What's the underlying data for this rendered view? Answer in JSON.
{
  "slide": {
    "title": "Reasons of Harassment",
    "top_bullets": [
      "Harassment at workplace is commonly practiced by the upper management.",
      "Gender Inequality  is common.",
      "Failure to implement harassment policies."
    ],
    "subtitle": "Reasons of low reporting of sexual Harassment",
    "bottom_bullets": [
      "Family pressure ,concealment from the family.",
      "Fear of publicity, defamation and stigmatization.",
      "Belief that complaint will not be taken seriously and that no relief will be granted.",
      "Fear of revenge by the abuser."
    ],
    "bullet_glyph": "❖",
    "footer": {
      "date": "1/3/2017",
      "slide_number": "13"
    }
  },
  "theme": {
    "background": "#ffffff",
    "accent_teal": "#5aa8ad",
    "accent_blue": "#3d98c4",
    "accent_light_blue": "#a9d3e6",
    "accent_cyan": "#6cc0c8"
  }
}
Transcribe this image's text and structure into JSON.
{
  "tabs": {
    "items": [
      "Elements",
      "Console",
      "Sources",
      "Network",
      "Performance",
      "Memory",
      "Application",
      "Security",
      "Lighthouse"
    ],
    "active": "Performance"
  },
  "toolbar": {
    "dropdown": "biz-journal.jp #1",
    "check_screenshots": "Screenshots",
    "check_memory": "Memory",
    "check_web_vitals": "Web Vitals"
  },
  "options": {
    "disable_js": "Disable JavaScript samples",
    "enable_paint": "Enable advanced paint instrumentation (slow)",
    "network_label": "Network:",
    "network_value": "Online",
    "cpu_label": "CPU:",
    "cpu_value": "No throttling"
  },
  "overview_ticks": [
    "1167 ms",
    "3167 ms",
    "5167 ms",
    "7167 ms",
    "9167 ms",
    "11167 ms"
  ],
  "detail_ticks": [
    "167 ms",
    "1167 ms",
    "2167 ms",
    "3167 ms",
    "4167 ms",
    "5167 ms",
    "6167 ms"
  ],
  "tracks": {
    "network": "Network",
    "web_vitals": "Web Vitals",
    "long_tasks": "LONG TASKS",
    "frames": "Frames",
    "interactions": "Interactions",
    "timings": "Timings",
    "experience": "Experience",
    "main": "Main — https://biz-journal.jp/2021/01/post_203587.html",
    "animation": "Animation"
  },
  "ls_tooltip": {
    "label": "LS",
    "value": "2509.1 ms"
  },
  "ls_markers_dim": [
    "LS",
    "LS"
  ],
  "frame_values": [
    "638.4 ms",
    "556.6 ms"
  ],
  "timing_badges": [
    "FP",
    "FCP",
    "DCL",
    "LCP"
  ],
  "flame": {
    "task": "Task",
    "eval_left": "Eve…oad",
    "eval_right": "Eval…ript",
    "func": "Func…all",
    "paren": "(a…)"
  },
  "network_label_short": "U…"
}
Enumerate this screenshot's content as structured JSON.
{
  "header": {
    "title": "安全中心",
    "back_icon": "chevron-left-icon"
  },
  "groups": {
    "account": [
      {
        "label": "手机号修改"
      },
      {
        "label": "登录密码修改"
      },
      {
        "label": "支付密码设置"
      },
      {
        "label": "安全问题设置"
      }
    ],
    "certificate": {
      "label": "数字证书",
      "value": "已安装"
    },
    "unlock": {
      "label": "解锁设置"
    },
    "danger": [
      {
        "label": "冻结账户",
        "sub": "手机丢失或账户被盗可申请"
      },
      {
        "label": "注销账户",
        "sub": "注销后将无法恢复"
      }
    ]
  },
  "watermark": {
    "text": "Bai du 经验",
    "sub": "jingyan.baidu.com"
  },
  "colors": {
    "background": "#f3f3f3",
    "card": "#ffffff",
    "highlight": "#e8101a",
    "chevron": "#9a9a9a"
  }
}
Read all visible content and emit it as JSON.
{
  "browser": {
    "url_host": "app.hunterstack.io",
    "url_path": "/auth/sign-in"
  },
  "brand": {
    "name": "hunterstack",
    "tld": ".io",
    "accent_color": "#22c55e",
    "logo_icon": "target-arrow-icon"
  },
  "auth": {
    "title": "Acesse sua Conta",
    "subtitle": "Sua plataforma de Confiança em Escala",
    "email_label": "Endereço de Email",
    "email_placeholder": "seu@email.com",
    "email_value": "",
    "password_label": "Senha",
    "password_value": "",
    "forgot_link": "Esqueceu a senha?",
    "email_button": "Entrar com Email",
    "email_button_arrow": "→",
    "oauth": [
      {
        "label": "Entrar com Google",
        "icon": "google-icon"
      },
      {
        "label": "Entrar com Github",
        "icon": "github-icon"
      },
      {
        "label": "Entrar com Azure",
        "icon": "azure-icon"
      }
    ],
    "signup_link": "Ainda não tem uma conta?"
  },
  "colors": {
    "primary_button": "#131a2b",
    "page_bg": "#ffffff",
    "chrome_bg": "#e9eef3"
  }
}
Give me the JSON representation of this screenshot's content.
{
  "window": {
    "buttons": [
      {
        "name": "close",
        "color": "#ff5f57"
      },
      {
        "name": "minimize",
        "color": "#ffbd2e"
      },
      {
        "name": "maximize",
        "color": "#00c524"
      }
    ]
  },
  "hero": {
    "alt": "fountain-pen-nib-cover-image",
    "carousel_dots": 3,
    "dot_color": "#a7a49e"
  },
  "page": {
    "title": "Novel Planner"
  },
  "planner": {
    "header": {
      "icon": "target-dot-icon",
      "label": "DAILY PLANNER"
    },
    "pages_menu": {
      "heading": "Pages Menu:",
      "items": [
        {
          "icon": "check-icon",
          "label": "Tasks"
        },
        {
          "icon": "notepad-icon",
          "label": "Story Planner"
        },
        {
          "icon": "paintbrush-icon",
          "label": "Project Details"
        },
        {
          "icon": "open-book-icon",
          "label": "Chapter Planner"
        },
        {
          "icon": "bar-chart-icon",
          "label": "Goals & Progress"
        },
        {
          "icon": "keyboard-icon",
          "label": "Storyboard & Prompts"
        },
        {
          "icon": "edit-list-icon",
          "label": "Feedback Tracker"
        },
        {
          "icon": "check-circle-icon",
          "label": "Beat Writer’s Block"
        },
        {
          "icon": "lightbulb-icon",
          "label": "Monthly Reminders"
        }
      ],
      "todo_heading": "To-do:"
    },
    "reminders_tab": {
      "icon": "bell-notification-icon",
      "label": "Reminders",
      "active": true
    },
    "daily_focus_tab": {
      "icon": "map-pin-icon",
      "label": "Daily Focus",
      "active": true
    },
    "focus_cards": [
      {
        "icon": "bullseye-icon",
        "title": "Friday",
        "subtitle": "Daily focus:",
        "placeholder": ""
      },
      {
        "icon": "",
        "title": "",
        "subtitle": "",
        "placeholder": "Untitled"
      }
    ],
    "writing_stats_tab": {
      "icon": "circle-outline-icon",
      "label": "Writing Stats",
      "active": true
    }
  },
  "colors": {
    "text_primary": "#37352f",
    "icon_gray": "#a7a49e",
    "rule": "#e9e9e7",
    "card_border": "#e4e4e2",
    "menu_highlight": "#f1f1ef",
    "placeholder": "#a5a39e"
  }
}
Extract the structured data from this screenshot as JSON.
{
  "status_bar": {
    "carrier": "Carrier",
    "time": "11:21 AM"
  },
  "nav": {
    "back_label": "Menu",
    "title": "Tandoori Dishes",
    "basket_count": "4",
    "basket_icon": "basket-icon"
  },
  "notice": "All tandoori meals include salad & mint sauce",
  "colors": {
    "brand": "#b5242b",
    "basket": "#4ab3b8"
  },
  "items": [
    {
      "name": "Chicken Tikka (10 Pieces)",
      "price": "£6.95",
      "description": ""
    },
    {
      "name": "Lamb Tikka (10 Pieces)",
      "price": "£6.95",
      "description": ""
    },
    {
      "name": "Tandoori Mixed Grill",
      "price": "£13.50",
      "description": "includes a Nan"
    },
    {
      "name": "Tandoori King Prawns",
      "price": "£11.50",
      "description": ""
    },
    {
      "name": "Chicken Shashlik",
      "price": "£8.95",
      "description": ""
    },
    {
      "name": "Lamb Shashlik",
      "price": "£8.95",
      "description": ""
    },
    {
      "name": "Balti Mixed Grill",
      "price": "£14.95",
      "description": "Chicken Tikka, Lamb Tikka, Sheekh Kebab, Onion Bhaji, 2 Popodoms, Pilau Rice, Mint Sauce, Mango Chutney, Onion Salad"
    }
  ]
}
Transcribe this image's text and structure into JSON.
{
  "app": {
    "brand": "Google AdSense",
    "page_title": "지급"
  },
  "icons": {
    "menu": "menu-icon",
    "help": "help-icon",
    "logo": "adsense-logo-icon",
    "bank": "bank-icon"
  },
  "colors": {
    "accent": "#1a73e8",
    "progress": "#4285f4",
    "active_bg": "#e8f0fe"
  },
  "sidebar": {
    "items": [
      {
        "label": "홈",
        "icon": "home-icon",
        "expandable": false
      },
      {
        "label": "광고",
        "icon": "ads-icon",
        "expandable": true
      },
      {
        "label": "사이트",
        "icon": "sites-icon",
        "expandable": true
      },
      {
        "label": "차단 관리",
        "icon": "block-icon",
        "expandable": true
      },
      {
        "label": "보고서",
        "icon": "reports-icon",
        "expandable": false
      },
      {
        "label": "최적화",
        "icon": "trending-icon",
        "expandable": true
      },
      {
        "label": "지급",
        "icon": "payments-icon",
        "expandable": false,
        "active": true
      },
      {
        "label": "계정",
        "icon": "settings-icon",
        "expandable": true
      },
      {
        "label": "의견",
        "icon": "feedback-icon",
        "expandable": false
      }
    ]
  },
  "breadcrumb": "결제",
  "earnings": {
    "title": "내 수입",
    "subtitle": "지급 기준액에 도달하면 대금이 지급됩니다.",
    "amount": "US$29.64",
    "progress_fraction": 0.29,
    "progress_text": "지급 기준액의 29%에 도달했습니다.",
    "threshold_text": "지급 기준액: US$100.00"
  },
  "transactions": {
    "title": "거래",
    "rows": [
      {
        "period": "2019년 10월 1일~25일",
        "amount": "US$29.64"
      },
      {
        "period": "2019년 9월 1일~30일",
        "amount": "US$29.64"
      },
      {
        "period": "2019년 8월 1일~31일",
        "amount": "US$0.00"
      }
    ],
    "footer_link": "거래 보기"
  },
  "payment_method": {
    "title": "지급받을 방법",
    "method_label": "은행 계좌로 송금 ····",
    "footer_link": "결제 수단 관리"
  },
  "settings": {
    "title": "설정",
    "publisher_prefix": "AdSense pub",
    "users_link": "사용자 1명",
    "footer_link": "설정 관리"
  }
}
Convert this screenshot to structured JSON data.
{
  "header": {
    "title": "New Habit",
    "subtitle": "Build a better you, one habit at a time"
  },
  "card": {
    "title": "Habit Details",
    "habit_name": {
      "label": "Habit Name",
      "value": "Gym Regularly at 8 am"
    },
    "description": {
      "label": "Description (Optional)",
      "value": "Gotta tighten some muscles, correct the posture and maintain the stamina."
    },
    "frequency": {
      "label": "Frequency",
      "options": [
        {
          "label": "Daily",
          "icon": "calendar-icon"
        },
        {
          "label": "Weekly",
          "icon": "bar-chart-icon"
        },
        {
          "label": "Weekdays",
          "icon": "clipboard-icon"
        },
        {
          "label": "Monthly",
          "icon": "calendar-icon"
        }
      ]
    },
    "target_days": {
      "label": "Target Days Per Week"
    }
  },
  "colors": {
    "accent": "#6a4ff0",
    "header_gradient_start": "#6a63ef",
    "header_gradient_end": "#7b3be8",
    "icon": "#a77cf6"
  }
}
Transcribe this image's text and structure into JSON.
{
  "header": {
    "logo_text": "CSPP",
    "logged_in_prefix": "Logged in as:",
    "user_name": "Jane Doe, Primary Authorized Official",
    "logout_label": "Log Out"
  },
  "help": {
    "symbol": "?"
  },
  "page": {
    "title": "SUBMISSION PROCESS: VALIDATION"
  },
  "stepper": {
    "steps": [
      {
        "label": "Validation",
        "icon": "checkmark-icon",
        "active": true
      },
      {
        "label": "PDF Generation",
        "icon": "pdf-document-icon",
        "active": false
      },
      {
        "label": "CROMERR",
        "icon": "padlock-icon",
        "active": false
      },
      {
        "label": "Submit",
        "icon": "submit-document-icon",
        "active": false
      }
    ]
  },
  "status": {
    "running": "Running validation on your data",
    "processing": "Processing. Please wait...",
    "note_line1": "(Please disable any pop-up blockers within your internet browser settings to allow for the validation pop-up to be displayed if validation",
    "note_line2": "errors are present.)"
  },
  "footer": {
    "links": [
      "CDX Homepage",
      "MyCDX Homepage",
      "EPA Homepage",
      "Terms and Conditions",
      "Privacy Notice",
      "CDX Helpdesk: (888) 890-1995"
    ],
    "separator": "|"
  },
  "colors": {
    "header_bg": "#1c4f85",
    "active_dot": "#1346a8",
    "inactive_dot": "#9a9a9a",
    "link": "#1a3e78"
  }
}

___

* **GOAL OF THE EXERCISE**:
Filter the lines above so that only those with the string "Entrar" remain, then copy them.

* **RESULT**:
    "email_button": "Entrar com Email",
        "label": "Entrar com Google",
        "label": "Entrar com Github",
        "label": "Entrar com Azure",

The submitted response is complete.